    Green Lantern is, in terms of quality, an average superhero movie-- not entirely bad, but not really all that good, either. It's a clumsy effort to bringing the comic book hero to life, with a thematic through-line (will vs. fear) that gets hammered relentlessly into your head and a plot-driven storyline that doesn't make a lot of sense. But that doesn't mean it's not an entertaining movie. On the contrary, Green Lantern is a pure popcorn flick-- a dazzling, crowd-pleasing spectacle filled with action, humor, and the best fish-person simulacra money can buy. I don't see why other reviewers are so harsh towards it, other than that they may have expected more than the film was able to deliver (perhaps because The Dark Knight has raised expectations of comic book movies to ridiculous new heights); but judging the end result as it is, rather than as we would have wanted it, Green Lantern does have enough going for it to earn the cost of admission. And for a Green Lantern fan such as myself? Seeing Oa, the Guardians, the Green Lantern Corps, Sinestro, and Hal-freaking-Jordan on the big screen? Well, I've gotta say-- it's more than I ever could have hoped for.

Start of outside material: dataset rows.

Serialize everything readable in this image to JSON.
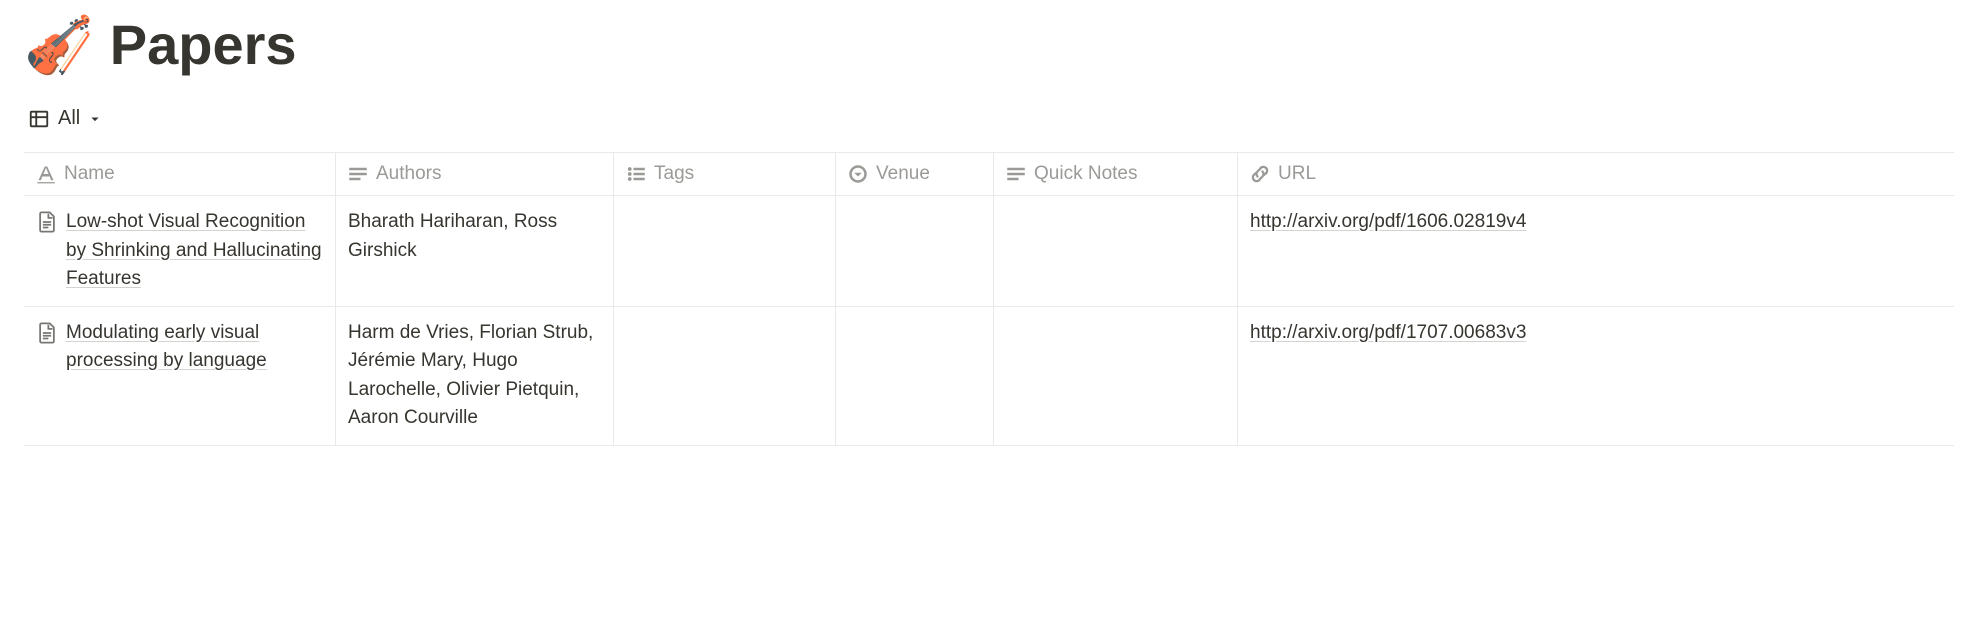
{
  "header": {
    "icon": "🎻",
    "title": "Papers"
  },
  "view": {
    "label": "All"
  },
  "columns": {
    "name": "Name",
    "authors": "Authors",
    "tags": "Tags",
    "venue": "Venue",
    "quick_notes": "Quick Notes",
    "url": "URL"
  },
  "rows": [
    {
      "name": "Low-shot Visual Recognition by Shrinking and Hallucinating Features",
      "authors": "Bharath Hariharan, Ross Girshick",
      "tags": "",
      "venue": "",
      "quick_notes": "",
      "url": "http://arxiv.org/pdf/1606.02819v4"
    },
    {
      "name": "Modulating early visual processing by language",
      "authors": "Harm de Vries, Florian Strub, Jérémie Mary, Hugo Larochelle, Olivier Pietquin, Aaron Courville",
      "tags": "",
      "venue": "",
      "quick_notes": "",
      "url": "http://arxiv.org/pdf/1707.00683v3"
    }
  ]
}
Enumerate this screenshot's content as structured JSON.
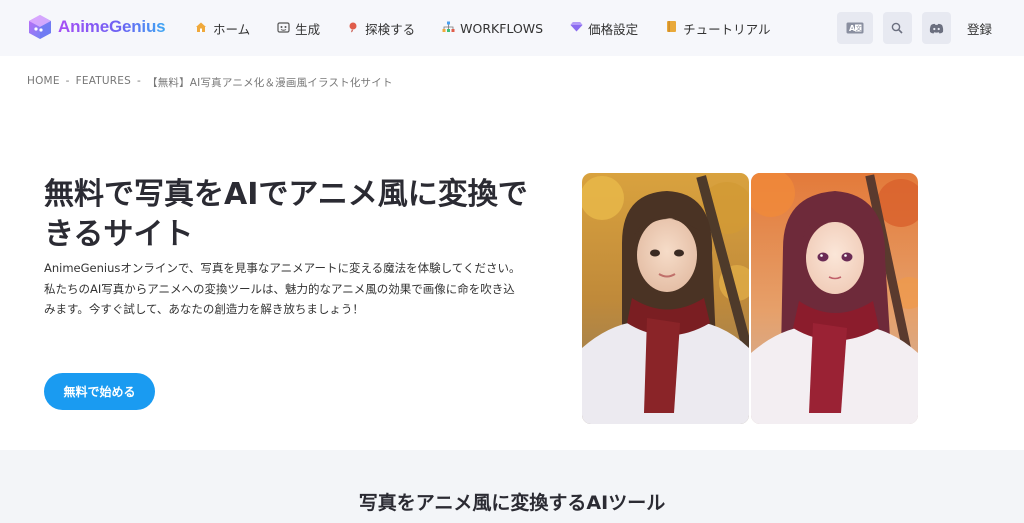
{
  "brand": {
    "name": "AnimeGenius"
  },
  "nav": {
    "items": [
      {
        "label": "ホーム",
        "icon": "home-icon"
      },
      {
        "label": "生成",
        "icon": "generate-icon"
      },
      {
        "label": "探検する",
        "icon": "explore-icon"
      },
      {
        "label": "WORKFLOWS",
        "icon": "workflows-icon"
      },
      {
        "label": "価格設定",
        "icon": "diamond-icon"
      },
      {
        "label": "チュートリアル",
        "icon": "book-icon"
      }
    ],
    "signup_label": "登録"
  },
  "header_icons": [
    "translate-icon",
    "search-icon",
    "discord-icon"
  ],
  "breadcrumb": {
    "home": "HOME",
    "features": "FEATURES",
    "current": "【無料】AI写真アニメ化＆漫画風イラスト化サイト",
    "separator": "-"
  },
  "hero": {
    "title": "無料で写真をAIでアニメ風に変換できるサイト",
    "description": "AnimeGeniusオンラインで、写真を見事なアニメアートに変える魔法を体験してください。私たちのAI写真からアニメへの変換ツールは、魅力的なアニメ風の効果で画像に命を吹き込みます。今すぐ試して、あなたの創造力を解き放ちましょう！",
    "cta_label": "無料で始める"
  },
  "tools_section": {
    "title": "写真をアニメ風に変換するAIツール"
  },
  "colors": {
    "accent": "#1a9bf1",
    "header_bg": "#f6f7fb",
    "section_bg": "#f3f5f8"
  }
}
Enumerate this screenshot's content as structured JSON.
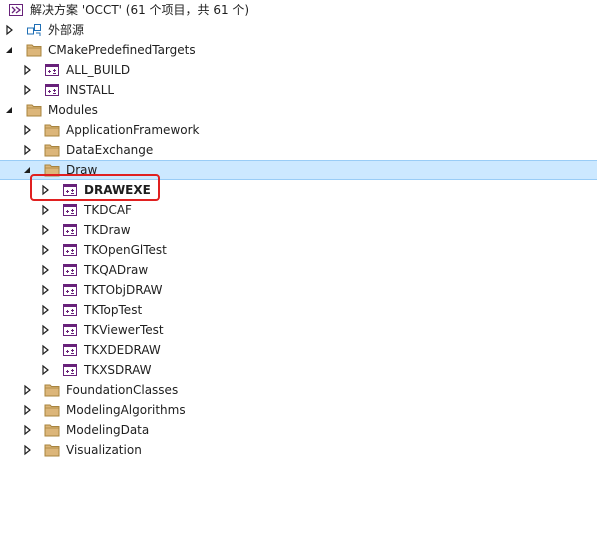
{
  "solution": {
    "title": "解决方案 'OCCT' (61 个项目，共 61 个)"
  },
  "external": {
    "label": "外部源"
  },
  "cmake": {
    "label": "CMakePredefinedTargets",
    "items": [
      "ALL_BUILD",
      "INSTALL"
    ]
  },
  "modules": {
    "label": "Modules",
    "app_framework": "ApplicationFramework",
    "data_exchange": "DataExchange",
    "draw": {
      "label": "Draw",
      "items": [
        "DRAWEXE",
        "TKDCAF",
        "TKDraw",
        "TKOpenGlTest",
        "TKQADraw",
        "TKTObjDRAW",
        "TKTopTest",
        "TKViewerTest",
        "TKXDEDRAW",
        "TKXSDRAW"
      ]
    },
    "foundation": "FoundationClasses",
    "modeling_algorithms": "ModelingAlgorithms",
    "modeling_data": "ModelingData",
    "visualization": "Visualization"
  },
  "colors": {
    "selection": "#cce8ff",
    "folder": "#dcb67a",
    "project": "#68217a",
    "highlight": "#e02020"
  }
}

  • Find us on:                     
    Help | About | Jobs | Critics Submission | Press | API | Licensing | Mobile